_TASK TO CARRY OUT_. Work out how many lines in the records below include the string "JSON", and reply with that number alone.

Element data from apps and pages:
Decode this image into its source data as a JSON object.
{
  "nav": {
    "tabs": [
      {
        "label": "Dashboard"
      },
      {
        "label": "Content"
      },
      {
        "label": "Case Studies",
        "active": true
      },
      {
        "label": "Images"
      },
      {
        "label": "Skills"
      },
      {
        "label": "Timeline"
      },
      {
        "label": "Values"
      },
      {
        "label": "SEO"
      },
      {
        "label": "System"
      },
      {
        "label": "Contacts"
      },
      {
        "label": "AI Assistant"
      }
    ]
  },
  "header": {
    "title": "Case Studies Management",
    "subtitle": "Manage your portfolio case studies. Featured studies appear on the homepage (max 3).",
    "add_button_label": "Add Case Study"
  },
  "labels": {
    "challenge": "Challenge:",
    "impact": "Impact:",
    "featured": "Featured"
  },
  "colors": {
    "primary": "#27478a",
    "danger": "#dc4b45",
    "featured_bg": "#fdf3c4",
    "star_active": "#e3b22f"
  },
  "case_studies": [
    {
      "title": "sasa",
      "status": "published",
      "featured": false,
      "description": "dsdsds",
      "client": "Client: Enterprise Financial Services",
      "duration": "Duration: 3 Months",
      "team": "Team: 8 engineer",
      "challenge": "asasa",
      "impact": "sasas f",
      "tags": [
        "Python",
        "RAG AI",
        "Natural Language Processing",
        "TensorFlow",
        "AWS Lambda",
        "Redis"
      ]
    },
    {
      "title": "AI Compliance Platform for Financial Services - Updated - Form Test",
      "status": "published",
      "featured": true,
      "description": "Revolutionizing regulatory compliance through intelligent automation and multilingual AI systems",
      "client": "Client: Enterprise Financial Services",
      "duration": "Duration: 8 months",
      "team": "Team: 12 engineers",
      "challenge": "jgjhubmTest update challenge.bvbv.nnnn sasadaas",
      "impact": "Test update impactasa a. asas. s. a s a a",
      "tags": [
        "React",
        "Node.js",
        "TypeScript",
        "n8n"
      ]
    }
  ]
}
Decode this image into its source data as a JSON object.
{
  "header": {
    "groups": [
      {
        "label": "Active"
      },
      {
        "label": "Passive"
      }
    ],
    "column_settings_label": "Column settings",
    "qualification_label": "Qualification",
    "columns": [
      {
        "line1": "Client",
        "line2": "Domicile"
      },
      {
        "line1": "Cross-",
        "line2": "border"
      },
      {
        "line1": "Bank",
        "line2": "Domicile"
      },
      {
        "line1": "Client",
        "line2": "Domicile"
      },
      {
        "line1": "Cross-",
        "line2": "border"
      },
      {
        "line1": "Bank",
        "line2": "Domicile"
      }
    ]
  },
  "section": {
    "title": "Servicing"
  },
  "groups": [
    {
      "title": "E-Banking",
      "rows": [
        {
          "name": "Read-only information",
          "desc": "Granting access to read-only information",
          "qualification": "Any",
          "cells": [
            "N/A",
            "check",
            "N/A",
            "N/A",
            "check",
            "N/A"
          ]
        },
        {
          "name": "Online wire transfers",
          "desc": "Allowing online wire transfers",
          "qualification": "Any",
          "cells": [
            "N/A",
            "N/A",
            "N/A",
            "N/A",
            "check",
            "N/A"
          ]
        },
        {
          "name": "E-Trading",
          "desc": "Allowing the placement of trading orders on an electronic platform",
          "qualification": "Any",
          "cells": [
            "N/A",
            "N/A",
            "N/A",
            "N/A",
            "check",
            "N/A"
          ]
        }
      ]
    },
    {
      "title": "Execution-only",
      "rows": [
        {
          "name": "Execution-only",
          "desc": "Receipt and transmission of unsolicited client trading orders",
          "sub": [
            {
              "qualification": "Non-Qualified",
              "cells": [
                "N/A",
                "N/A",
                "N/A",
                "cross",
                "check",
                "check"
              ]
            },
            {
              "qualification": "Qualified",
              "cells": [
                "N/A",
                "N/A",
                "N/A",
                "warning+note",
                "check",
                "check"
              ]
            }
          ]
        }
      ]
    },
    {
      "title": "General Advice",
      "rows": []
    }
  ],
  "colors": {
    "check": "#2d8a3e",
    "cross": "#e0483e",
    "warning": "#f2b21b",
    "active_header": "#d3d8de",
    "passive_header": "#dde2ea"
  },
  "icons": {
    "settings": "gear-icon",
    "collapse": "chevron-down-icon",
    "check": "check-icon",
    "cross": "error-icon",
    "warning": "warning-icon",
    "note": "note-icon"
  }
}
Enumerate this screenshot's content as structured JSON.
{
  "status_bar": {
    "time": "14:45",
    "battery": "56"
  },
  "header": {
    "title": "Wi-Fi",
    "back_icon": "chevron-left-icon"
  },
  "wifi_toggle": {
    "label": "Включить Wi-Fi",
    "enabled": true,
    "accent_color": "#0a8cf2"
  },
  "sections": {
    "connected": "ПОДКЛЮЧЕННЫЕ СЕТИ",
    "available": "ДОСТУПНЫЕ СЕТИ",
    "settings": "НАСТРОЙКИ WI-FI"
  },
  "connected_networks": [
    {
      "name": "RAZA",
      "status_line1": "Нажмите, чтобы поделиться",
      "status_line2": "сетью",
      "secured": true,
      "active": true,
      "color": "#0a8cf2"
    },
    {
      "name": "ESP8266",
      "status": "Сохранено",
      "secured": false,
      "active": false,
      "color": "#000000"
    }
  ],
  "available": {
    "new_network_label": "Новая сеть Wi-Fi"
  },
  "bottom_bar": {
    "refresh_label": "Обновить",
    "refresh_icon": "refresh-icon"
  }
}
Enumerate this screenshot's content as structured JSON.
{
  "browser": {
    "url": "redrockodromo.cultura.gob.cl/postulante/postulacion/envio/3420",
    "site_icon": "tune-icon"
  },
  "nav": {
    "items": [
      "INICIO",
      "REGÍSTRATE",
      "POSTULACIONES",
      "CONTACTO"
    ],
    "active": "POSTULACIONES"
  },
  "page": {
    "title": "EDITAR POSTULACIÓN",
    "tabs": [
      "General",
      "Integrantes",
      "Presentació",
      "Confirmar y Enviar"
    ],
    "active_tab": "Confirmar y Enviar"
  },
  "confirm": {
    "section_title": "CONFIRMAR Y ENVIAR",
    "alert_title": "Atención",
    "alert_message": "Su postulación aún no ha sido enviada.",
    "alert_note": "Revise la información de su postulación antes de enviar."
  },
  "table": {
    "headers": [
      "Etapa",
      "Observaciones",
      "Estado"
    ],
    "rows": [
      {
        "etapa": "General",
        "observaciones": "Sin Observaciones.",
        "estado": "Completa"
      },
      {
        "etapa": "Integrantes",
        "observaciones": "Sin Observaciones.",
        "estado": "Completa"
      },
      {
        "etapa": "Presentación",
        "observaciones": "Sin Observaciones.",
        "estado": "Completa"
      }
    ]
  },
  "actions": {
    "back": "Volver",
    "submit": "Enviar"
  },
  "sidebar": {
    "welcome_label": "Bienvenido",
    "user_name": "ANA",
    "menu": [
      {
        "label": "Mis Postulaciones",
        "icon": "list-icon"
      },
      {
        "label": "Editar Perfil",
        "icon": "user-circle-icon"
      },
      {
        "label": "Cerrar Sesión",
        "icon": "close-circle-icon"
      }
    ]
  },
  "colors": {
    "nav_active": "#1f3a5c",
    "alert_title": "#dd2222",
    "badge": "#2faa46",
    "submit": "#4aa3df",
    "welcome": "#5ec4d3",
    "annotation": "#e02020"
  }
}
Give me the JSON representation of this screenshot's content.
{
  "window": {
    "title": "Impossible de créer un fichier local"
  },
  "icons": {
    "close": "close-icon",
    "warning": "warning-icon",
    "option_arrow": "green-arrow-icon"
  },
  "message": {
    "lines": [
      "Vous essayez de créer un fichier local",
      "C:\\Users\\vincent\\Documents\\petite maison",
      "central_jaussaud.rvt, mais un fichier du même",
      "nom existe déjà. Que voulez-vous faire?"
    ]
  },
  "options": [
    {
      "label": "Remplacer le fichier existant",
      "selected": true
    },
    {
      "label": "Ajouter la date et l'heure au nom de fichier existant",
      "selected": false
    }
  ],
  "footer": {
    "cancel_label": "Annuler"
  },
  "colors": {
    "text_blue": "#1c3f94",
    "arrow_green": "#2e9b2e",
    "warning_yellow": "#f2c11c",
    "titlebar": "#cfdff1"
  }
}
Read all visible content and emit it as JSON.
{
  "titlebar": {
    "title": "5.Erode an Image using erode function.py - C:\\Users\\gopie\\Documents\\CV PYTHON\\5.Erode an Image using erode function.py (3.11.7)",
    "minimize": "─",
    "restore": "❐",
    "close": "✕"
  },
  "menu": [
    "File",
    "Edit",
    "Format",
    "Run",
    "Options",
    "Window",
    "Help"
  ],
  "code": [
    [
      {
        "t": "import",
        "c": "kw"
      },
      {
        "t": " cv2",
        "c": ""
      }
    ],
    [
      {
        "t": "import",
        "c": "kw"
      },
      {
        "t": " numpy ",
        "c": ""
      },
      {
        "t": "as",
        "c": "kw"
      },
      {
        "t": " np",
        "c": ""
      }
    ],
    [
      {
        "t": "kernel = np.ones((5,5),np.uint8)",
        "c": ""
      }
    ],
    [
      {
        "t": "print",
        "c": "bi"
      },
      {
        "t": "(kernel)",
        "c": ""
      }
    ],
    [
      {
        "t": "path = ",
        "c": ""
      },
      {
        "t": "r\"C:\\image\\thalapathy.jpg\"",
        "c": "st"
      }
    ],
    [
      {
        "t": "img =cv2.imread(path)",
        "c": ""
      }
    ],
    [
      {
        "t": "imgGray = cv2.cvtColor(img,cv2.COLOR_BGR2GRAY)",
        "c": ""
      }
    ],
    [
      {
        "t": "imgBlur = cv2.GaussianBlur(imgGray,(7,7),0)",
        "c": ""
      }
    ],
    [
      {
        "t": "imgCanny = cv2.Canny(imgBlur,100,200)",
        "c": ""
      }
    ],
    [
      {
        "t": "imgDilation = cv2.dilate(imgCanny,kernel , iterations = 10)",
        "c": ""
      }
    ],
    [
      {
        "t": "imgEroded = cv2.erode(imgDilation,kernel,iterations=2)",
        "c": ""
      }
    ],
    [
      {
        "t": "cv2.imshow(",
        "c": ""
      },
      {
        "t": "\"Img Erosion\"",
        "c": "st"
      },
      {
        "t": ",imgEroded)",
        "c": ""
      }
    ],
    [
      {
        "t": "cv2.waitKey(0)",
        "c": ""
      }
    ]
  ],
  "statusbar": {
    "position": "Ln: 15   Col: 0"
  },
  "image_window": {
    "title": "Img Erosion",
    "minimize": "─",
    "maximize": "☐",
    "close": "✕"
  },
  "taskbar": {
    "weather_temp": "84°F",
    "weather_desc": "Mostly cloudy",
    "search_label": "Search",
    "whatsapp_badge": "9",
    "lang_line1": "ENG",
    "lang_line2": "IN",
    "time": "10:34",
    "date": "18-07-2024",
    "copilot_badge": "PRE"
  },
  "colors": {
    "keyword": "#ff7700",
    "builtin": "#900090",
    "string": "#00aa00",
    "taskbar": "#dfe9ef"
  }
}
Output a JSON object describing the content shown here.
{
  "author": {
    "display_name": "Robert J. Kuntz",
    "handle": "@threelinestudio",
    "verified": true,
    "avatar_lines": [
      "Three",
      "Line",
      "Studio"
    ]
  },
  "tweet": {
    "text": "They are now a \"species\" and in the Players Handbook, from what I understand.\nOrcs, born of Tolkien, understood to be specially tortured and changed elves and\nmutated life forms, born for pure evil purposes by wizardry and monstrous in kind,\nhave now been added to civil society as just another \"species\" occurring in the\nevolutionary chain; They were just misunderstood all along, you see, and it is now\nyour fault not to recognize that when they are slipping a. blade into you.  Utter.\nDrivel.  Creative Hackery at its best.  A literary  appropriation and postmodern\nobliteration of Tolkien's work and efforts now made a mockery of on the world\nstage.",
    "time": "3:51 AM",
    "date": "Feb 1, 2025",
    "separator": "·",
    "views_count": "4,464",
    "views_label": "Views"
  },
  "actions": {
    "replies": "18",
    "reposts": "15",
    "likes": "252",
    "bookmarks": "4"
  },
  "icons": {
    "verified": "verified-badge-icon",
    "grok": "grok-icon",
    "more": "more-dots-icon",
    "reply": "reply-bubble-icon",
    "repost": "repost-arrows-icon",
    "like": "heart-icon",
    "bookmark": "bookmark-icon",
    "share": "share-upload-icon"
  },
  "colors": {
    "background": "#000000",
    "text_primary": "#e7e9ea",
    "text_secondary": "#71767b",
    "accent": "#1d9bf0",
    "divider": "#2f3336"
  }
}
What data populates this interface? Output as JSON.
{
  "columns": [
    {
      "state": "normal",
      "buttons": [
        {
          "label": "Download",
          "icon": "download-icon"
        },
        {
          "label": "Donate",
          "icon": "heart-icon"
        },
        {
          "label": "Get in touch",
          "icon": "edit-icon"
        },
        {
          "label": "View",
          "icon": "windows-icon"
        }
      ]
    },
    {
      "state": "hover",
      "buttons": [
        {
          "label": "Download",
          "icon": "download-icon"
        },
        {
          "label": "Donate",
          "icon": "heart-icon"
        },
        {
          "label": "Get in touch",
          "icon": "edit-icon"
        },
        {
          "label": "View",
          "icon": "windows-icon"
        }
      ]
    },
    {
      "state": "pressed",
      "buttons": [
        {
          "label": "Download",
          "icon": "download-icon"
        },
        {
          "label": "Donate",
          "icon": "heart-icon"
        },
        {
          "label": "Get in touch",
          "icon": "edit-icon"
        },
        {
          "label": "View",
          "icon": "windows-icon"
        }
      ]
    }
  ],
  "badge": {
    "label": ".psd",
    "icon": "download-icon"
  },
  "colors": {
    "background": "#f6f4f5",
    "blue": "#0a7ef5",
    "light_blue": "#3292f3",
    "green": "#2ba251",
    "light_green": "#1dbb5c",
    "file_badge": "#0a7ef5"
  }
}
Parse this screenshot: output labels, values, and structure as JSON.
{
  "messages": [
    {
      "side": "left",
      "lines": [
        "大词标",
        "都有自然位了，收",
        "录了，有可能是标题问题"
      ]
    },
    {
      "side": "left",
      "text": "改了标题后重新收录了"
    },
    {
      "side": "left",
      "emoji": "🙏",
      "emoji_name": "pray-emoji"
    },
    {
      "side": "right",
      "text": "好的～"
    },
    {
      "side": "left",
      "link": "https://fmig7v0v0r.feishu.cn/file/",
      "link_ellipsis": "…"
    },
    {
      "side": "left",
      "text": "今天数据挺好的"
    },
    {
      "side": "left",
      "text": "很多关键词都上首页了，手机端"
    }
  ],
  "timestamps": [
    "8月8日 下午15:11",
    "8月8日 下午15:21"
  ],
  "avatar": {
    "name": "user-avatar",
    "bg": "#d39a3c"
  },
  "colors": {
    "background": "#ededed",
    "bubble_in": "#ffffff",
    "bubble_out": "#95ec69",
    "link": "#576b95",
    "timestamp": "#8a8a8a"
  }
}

_TASK ANSWER_. 9